[REQUIREMENT]: Reproduce the records below; each should match the original exactly.

▼▼▼

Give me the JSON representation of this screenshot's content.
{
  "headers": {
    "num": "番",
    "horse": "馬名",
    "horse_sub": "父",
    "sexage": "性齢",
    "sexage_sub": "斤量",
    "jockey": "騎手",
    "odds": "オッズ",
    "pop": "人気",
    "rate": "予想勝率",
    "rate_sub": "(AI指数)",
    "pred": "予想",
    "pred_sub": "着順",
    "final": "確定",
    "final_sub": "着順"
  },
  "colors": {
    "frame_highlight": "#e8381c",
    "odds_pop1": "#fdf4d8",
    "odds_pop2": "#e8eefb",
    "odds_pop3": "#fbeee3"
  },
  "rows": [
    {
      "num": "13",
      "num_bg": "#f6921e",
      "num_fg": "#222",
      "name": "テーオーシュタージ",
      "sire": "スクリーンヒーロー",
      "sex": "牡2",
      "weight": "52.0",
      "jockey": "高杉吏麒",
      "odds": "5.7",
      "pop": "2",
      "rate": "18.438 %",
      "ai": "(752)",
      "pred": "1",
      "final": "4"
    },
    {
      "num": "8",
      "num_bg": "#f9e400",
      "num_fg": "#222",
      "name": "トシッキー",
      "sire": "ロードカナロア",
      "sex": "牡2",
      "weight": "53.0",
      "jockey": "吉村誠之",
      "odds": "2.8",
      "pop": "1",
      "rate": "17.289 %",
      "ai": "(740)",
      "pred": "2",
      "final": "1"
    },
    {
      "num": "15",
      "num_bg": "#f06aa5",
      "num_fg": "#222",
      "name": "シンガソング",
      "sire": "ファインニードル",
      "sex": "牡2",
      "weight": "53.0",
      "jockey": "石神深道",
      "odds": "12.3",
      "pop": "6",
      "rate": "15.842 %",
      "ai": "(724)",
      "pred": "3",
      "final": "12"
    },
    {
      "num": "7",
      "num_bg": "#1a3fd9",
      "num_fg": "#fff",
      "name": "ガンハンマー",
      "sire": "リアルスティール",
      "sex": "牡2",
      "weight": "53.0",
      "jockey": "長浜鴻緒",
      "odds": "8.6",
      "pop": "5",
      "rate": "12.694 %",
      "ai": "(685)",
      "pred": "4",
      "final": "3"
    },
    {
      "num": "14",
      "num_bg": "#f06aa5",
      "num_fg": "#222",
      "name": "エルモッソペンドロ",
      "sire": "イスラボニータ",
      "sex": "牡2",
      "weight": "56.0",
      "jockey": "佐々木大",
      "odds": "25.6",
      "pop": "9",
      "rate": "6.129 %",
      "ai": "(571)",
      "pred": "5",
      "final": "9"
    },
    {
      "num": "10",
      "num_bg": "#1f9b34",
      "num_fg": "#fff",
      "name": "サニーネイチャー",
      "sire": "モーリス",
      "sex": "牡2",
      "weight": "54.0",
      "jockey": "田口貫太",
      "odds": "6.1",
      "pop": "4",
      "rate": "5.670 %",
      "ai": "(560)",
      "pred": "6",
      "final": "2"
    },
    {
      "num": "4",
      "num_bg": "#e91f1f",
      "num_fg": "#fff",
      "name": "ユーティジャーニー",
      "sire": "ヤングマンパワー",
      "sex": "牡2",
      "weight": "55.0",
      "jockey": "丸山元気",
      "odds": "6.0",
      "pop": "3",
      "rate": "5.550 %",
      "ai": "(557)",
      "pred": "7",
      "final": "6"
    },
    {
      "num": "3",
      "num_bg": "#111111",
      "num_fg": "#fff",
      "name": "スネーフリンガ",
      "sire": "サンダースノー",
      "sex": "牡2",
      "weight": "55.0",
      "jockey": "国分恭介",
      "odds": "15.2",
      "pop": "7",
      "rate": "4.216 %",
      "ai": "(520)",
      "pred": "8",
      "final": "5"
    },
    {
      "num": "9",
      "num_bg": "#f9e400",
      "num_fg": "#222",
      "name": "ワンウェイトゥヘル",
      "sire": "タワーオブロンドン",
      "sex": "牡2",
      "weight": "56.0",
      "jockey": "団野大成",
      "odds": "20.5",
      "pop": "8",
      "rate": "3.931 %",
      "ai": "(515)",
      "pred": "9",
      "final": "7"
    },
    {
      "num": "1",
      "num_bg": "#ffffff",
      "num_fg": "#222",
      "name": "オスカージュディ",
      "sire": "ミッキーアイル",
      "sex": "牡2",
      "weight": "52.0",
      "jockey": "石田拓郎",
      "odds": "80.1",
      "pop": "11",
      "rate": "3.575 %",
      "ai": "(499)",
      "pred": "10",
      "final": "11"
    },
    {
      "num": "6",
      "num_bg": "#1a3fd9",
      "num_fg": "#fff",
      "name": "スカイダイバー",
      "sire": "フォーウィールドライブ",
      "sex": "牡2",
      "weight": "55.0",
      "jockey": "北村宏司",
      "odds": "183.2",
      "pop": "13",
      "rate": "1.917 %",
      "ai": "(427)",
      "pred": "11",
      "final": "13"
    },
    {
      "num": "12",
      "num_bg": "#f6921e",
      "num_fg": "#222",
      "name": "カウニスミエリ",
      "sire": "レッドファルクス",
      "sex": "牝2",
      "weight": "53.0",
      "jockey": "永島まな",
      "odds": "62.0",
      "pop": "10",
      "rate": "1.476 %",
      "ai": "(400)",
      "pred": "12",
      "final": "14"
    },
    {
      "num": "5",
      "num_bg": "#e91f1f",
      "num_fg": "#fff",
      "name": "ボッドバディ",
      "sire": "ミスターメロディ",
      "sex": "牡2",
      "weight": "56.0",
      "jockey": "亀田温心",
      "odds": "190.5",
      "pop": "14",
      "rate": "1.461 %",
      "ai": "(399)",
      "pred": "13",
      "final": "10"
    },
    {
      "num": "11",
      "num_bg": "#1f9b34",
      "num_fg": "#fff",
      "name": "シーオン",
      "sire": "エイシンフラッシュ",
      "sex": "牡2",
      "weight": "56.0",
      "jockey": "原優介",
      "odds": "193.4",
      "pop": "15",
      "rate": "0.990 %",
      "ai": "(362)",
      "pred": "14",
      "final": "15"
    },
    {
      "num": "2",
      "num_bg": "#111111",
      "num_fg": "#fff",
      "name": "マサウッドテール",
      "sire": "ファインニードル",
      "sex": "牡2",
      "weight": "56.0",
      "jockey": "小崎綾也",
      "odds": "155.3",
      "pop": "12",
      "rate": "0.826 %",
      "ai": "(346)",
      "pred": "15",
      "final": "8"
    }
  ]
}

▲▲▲

[SOLUTION]:
Give me the JSON representation of this screenshot's content.
{
  "headers": {
    "num": "番",
    "horse": "馬名",
    "horse_sub": "父",
    "sexage": "性齢",
    "sexage_sub": "斤量",
    "jockey": "騎手",
    "odds": "オッズ",
    "pop": "人気",
    "rate": "予想勝率",
    "rate_sub": "(AI指数)",
    "pred": "予想",
    "pred_sub": "着順",
    "final": "確定",
    "final_sub": "着順"
  },
  "colors": {
    "frame_highlight": "#e8381c",
    "odds_pop1": "#fdf4d8",
    "odds_pop2": "#e8eefb",
    "odds_pop3": "#fbeee3"
  },
  "rows": [
    {
      "num": "13",
      "num_bg": "#f6921e",
      "num_fg": "#222",
      "name": "テーオーシュタージ",
      "sire": "スクリーンヒーロー",
      "sex": "牡2",
      "weight": "52.0",
      "jockey": "高杉吏麒",
      "odds": "5.7",
      "pop": "2",
      "rate": "18.438 %",
      "ai": "(752)",
      "pred": "1",
      "final": "4"
    },
    {
      "num": "8",
      "num_bg": "#f9e400",
      "num_fg": "#222",
      "name": "トシッキー",
      "sire": "ロードカナロア",
      "sex": "牡2",
      "weight": "53.0",
      "jockey": "吉村誠之",
      "odds": "2.8",
      "pop": "1",
      "rate": "17.289 %",
      "ai": "(740)",
      "pred": "2",
      "final": "1"
    },
    {
      "num": "15",
      "num_bg": "#f06aa5",
      "num_fg": "#222",
      "name": "シンガソング",
      "sire": "ファインニードル",
      "sex": "牡2",
      "weight": "53.0",
      "jockey": "石神深道",
      "odds": "12.3",
      "pop": "6",
      "rate": "15.842 %",
      "ai": "(724)",
      "pred": "3",
      "final": "12"
    },
    {
      "num": "7",
      "num_bg": "#1a3fd9",
      "num_fg": "#fff",
      "name": "ガンハンマー",
      "sire": "リアルスティール",
      "sex": "牡2",
      "weight": "53.0",
      "jockey": "長浜鴻緒",
      "odds": "8.6",
      "pop": "5",
      "rate": "12.694 %",
      "ai": "(685)",
      "pred": "4",
      "final": "3"
    },
    {
      "num": "14",
      "num_bg": "#f06aa5",
      "num_fg": "#222",
      "name": "エルモッソペンドロ",
      "sire": "イスラボニータ",
      "sex": "牡2",
      "weight": "56.0",
      "jockey": "佐々木大",
      "odds": "25.6",
      "pop": "9",
      "rate": "6.129 %",
      "ai": "(571)",
      "pred": "5",
      "final": "9"
    },
    {
      "num": "10",
      "num_bg": "#1f9b34",
      "num_fg": "#fff",
      "name": "サニーネイチャー",
      "sire": "モーリス",
      "sex": "牡2",
      "weight": "54.0",
      "jockey": "田口貫太",
      "odds": "6.1",
      "pop": "4",
      "rate": "5.670 %",
      "ai": "(560)",
      "pred": "6",
      "final": "2"
    },
    {
      "num": "4",
      "num_bg": "#e91f1f",
      "num_fg": "#fff",
      "name": "ユーティジャーニー",
      "sire": "ヤングマンパワー",
      "sex": "牡2",
      "weight": "55.0",
      "jockey": "丸山元気",
      "odds": "6.0",
      "pop": "3",
      "rate": "5.550 %",
      "ai": "(557)",
      "pred": "7",
      "final": "6"
    },
    {
      "num": "3",
      "num_bg": "#111111",
      "num_fg": "#fff",
      "name": "スネーフリンガ",
      "sire": "サンダースノー",
      "sex": "牡2",
      "weight": "55.0",
      "jockey": "国分恭介",
      "odds": "15.2",
      "pop": "7",
      "rate": "4.216 %",
      "ai": "(520)",
      "pred": "8",
      "final": "5"
    },
    {
      "num": "9",
      "num_bg": "#f9e400",
      "num_fg": "#222",
      "name": "ワンウェイトゥヘル",
      "sire": "タワーオブロンドン",
      "sex": "牡2",
      "weight": "56.0",
      "jockey": "団野大成",
      "odds": "20.5",
      "pop": "8",
      "rate": "3.931 %",
      "ai": "(515)",
      "pred": "9",
      "final": "7"
    },
    {
      "num": "1",
      "num_bg": "#ffffff",
      "num_fg": "#222",
      "name": "オスカージュディ",
      "sire": "ミッキーアイル",
      "sex": "牡2",
      "weight": "52.0",
      "jockey": "石田拓郎",
      "odds": "80.1",
      "pop": "11",
      "rate": "3.575 %",
      "ai": "(499)",
      "pred": "10",
      "final": "11"
    },
    {
      "num": "6",
      "num_bg": "#1a3fd9",
      "num_fg": "#fff",
      "name": "スカイダイバー",
      "sire": "フォーウィールドライブ",
      "sex": "牡2",
      "weight": "55.0",
      "jockey": "北村宏司",
      "odds": "183.2",
      "pop": "13",
      "rate": "1.917 %",
      "ai": "(427)",
      "pred": "11",
      "final": "13"
    },
    {
      "num": "12",
      "num_bg": "#f6921e",
      "num_fg": "#222",
      "name": "カウニスミエリ",
      "sire": "レッドファルクス",
      "sex": "牝2",
      "weight": "53.0",
      "jockey": "永島まな",
      "odds": "62.0",
      "pop": "10",
      "rate": "1.476 %",
      "ai": "(400)",
      "pred": "12",
      "final": "14"
    },
    {
      "num": "5",
      "num_bg": "#e91f1f",
      "num_fg": "#fff",
      "name": "ボッドバディ",
      "sire": "ミスターメロディ",
      "sex": "牡2",
      "weight": "56.0",
      "jockey": "亀田温心",
      "odds": "190.5",
      "pop": "14",
      "rate": "1.461 %",
      "ai": "(399)",
      "pred": "13",
      "final": "10"
    },
    {
      "num": "11",
      "num_bg": "#1f9b34",
      "num_fg": "#fff",
      "name": "シーオン",
      "sire": "エイシンフラッシュ",
      "sex": "牡2",
      "weight": "56.0",
      "jockey": "原優介",
      "odds": "193.4",
      "pop": "15",
      "rate": "0.990 %",
      "ai": "(362)",
      "pred": "14",
      "final": "15"
    },
    {
      "num": "2",
      "num_bg": "#111111",
      "num_fg": "#fff",
      "name": "マサウッドテール",
      "sire": "ファインニードル",
      "sex": "牡2",
      "weight": "56.0",
      "jockey": "小崎綾也",
      "odds": "155.3",
      "pop": "12",
      "rate": "0.826 %",
      "ai": "(346)",
      "pred": "15",
      "final": "8"
    }
  ]
}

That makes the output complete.